* **ABOUT THIS EXERCISE**
Pull each line containing "Google" out of the data and copy it.

* **RECORDS FOR THE TASK**
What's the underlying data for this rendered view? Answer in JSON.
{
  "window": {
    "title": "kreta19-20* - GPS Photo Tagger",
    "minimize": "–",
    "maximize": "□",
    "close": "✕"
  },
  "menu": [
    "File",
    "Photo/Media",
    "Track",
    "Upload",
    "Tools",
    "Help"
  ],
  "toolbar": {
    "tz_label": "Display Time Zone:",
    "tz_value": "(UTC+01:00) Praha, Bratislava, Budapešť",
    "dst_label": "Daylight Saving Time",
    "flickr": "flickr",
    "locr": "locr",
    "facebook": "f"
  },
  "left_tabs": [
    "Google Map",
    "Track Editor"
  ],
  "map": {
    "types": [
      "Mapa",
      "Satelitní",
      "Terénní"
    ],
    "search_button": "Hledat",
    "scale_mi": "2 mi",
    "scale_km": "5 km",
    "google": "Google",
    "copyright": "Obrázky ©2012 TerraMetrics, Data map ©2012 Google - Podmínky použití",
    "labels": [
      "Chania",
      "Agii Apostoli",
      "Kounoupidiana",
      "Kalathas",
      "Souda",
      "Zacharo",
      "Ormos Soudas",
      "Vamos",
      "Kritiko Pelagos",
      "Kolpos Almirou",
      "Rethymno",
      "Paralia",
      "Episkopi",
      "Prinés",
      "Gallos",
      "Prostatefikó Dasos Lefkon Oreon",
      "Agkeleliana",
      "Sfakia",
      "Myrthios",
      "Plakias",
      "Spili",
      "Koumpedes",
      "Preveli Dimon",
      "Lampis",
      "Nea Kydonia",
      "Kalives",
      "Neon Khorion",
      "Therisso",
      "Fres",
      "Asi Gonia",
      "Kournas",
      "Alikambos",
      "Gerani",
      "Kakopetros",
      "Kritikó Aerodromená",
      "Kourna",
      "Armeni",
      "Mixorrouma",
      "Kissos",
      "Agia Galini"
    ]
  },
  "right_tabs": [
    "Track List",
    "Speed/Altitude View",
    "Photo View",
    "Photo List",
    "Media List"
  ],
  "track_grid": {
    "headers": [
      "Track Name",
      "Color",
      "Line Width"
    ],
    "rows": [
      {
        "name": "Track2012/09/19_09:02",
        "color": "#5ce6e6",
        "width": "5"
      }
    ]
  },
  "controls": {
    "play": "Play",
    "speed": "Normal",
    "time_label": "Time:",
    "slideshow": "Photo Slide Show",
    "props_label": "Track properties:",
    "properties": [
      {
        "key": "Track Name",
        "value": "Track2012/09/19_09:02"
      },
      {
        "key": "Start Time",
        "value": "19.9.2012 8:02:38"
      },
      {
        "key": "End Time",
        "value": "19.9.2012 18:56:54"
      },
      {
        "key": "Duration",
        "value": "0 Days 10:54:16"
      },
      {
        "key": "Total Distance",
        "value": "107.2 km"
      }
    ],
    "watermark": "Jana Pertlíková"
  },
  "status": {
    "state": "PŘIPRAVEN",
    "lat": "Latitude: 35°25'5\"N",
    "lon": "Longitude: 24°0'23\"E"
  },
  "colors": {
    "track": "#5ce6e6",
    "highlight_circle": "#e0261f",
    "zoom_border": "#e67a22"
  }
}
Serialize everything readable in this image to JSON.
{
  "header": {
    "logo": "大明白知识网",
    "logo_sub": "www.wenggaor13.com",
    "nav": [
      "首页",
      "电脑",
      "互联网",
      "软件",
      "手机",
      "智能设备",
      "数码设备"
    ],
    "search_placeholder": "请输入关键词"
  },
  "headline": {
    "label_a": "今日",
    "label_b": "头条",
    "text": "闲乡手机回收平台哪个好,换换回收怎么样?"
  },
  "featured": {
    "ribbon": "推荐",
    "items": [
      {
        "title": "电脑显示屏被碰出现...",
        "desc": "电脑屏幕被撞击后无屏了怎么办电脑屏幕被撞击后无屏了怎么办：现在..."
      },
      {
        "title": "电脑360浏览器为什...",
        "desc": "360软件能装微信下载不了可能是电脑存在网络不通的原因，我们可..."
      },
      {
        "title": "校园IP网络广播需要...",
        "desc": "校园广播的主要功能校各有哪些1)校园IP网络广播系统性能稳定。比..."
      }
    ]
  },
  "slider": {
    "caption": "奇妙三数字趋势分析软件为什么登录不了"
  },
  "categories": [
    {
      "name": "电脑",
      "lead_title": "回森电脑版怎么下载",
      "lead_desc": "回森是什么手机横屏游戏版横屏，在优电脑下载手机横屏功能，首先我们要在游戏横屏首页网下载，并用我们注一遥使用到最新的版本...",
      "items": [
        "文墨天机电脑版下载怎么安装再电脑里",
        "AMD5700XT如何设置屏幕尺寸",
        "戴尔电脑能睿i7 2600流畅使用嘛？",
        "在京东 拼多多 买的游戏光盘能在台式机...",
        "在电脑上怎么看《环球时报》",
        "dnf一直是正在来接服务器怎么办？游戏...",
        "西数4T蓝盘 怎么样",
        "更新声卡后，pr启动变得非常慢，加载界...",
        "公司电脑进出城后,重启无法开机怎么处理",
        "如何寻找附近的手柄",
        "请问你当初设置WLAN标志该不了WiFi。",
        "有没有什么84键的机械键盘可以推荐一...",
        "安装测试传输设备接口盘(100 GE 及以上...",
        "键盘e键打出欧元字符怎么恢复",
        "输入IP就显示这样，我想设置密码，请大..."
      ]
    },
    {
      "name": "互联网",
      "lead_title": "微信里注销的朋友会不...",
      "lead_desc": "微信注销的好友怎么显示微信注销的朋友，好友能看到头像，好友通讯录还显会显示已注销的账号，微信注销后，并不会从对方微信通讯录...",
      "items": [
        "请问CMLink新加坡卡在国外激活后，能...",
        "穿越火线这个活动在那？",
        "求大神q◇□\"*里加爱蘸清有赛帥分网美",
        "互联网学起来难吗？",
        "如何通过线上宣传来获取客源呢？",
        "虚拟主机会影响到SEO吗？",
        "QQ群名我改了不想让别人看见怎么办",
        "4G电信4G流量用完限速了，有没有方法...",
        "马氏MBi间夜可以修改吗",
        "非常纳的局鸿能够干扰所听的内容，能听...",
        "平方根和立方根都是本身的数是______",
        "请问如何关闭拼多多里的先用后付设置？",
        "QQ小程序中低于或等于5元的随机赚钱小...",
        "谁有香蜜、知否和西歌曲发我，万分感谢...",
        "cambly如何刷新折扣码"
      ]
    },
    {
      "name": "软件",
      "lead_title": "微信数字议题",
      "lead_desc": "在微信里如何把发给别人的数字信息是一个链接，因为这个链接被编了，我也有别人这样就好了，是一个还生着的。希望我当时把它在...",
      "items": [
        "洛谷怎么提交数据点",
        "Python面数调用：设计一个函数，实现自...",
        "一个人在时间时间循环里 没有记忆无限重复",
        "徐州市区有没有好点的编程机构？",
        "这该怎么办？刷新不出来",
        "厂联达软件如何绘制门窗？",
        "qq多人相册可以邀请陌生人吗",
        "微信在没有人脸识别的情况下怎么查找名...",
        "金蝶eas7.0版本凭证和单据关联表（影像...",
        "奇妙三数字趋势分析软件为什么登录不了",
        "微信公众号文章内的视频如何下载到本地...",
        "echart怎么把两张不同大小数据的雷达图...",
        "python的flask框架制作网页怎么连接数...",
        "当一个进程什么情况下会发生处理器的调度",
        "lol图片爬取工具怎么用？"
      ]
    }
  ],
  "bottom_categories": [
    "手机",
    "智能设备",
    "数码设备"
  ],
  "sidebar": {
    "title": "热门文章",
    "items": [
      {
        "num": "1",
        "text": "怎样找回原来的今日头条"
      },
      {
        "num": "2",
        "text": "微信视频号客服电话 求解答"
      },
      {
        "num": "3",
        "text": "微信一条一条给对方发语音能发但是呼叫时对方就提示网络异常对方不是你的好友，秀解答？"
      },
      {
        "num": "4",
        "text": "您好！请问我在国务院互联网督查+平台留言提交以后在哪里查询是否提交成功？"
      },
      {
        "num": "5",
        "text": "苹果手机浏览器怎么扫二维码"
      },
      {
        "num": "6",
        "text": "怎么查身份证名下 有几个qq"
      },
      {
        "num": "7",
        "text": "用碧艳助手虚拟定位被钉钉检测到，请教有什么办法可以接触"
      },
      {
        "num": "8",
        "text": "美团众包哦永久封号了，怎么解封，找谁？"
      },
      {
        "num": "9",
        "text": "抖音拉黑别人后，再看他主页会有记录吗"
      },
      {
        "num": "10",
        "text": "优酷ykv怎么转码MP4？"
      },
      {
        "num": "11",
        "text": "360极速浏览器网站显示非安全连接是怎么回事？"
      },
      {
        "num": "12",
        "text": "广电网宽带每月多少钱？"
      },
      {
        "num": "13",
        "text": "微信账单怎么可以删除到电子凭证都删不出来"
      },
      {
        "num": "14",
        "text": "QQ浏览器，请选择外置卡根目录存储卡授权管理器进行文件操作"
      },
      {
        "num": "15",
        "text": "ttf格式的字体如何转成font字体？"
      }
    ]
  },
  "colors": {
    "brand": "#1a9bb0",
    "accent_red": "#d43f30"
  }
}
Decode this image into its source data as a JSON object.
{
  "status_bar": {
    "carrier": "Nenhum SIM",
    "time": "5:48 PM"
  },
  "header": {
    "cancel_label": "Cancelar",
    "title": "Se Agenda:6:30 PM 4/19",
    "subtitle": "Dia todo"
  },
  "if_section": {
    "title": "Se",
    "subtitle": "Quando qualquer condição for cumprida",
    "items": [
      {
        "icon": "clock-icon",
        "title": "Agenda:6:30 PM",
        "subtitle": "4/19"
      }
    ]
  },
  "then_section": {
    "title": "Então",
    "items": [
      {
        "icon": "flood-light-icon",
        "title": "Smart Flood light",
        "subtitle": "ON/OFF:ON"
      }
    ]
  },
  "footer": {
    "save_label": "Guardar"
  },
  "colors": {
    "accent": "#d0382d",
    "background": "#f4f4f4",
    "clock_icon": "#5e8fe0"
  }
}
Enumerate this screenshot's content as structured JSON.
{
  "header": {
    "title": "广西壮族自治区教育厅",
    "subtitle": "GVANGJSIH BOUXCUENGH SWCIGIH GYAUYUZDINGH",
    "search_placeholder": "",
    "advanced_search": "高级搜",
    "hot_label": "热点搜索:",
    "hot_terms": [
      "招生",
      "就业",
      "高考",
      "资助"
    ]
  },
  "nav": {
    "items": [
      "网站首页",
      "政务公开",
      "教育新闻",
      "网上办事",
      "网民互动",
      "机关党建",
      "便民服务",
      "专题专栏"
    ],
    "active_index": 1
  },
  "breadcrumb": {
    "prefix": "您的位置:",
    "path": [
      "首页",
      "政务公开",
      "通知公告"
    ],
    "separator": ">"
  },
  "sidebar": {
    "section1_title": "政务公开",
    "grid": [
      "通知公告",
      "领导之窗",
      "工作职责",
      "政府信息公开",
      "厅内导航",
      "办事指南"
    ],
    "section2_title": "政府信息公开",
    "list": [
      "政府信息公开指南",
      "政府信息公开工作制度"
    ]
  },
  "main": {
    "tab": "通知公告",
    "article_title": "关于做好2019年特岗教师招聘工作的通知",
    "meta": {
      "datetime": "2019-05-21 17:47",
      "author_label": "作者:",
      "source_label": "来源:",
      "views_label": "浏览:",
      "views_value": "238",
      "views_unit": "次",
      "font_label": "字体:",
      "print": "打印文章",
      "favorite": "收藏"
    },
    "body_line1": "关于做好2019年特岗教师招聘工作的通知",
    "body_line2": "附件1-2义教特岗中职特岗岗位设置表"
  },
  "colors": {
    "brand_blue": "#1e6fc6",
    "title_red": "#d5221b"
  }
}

* **RESPONSE TO THIS EXERCISE**
    "Google Map",
    "google": "Google",
    "copyright": "Obrázky ©2012 TerraMetrics, Data map ©2012 Google - Podmínky použití",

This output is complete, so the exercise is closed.